──────── SUPPLIED MATERIAL

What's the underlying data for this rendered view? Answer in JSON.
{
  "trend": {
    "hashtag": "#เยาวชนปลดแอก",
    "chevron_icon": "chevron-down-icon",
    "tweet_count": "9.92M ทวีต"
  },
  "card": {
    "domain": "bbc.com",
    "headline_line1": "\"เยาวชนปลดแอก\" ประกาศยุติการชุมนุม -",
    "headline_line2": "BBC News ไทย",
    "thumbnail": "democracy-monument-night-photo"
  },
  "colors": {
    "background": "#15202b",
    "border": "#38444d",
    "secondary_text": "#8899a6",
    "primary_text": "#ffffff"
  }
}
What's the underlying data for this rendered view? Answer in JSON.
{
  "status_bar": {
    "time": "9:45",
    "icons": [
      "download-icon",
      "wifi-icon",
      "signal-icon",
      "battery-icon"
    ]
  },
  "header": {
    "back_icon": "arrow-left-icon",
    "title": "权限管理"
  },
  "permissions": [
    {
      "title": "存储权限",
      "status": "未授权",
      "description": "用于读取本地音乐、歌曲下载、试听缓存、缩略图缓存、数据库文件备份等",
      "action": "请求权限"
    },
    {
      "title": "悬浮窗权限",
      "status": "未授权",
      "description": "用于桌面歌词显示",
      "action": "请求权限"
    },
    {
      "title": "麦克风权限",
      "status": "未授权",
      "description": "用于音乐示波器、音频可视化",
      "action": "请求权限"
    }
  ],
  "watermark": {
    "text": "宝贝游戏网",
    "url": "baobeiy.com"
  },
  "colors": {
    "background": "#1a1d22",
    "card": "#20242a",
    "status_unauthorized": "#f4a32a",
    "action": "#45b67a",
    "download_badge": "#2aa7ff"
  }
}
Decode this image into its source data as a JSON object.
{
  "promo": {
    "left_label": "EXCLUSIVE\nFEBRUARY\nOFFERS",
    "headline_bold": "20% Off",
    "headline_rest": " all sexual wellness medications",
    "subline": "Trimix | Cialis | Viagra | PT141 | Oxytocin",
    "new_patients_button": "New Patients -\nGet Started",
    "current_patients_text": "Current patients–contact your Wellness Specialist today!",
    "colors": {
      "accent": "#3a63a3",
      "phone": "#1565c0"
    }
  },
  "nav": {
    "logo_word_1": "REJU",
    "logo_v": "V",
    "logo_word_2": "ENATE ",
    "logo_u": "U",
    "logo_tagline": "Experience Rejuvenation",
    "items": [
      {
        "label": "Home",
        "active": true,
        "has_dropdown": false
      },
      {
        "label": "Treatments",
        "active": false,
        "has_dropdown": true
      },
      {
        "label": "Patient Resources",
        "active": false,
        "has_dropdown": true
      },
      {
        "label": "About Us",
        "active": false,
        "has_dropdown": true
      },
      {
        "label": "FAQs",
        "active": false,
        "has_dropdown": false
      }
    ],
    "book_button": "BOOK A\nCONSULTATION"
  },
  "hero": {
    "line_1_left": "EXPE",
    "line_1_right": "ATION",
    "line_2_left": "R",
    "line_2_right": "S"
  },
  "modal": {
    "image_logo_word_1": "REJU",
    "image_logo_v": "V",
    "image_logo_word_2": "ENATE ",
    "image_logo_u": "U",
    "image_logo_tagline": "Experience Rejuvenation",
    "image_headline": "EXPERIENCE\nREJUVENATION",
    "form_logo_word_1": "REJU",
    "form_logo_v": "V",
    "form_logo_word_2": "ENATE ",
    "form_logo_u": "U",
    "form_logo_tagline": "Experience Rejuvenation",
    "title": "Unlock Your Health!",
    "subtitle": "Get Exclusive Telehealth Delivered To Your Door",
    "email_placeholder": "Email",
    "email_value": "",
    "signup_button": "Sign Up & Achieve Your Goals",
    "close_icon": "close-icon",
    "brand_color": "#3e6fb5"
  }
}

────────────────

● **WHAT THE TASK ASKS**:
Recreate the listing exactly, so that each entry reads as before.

● **TASK RESPONSE**:
What's the underlying data for this rendered view? Answer in JSON.
{
  "trend": {
    "hashtag": "#เยาวชนปลดแอก",
    "chevron_icon": "chevron-down-icon",
    "tweet_count": "9.92M ทวีต"
  },
  "card": {
    "domain": "bbc.com",
    "headline_line1": "\"เยาวชนปลดแอก\" ประกาศยุติการชุมนุม -",
    "headline_line2": "BBC News ไทย",
    "thumbnail": "democracy-monument-night-photo"
  },
  "colors": {
    "background": "#15202b",
    "border": "#38444d",
    "secondary_text": "#8899a6",
    "primary_text": "#ffffff"
  }
}
What's the underlying data for this rendered view? Answer in JSON.
{
  "status_bar": {
    "time": "9:45",
    "icons": [
      "download-icon",
      "wifi-icon",
      "signal-icon",
      "battery-icon"
    ]
  },
  "header": {
    "back_icon": "arrow-left-icon",
    "title": "权限管理"
  },
  "permissions": [
    {
      "title": "存储权限",
      "status": "未授权",
      "description": "用于读取本地音乐、歌曲下载、试听缓存、缩略图缓存、数据库文件备份等",
      "action": "请求权限"
    },
    {
      "title": "悬浮窗权限",
      "status": "未授权",
      "description": "用于桌面歌词显示",
      "action": "请求权限"
    },
    {
      "title": "麦克风权限",
      "status": "未授权",
      "description": "用于音乐示波器、音频可视化",
      "action": "请求权限"
    }
  ],
  "watermark": {
    "text": "宝贝游戏网",
    "url": "baobeiy.com"
  },
  "colors": {
    "background": "#1a1d22",
    "card": "#20242a",
    "status_unauthorized": "#f4a32a",
    "action": "#45b67a",
    "download_badge": "#2aa7ff"
  }
}
Decode this image into its source data as a JSON object.
{
  "promo": {
    "left_label": "EXCLUSIVE\nFEBRUARY\nOFFERS",
    "headline_bold": "20% Off",
    "headline_rest": " all sexual wellness medications",
    "subline": "Trimix | Cialis | Viagra | PT141 | Oxytocin",
    "new_patients_button": "New Patients -\nGet Started",
    "current_patients_text": "Current patients–contact your Wellness Specialist today!",
    "colors": {
      "accent": "#3a63a3",
      "phone": "#1565c0"
    }
  },
  "nav": {
    "logo_word_1": "REJU",
    "logo_v": "V",
    "logo_word_2": "ENATE ",
    "logo_u": "U",
    "logo_tagline": "Experience Rejuvenation",
    "items": [
      {
        "label": "Home",
        "active": true,
        "has_dropdown": false
      },
      {
        "label": "Treatments",
        "active": false,
        "has_dropdown": true
      },
      {
        "label": "Patient Resources",
        "active": false,
        "has_dropdown": true
      },
      {
        "label": "About Us",
        "active": false,
        "has_dropdown": true
      },
      {
        "label": "FAQs",
        "active": false,
        "has_dropdown": false
      }
    ],
    "book_button": "BOOK A\nCONSULTATION"
  },
  "hero": {
    "line_1_left": "EXPE",
    "line_1_right": "ATION",
    "line_2_left": "R",
    "line_2_right": "S"
  },
  "modal": {
    "image_logo_word_1": "REJU",
    "image_logo_v": "V",
    "image_logo_word_2": "ENATE ",
    "image_logo_u": "U",
    "image_logo_tagline": "Experience Rejuvenation",
    "image_headline": "EXPERIENCE\nREJUVENATION",
    "form_logo_word_1": "REJU",
    "form_logo_v": "V",
    "form_logo_word_2": "ENATE ",
    "form_logo_u": "U",
    "form_logo_tagline": "Experience Rejuvenation",
    "title": "Unlock Your Health!",
    "subtitle": "Get Exclusive Telehealth Delivered To Your Door",
    "email_placeholder": "Email",
    "email_value": "",
    "signup_button": "Sign Up & Achieve Your Goals",
    "close_icon": "close-icon",
    "brand_color": "#3e6fb5"
  }
}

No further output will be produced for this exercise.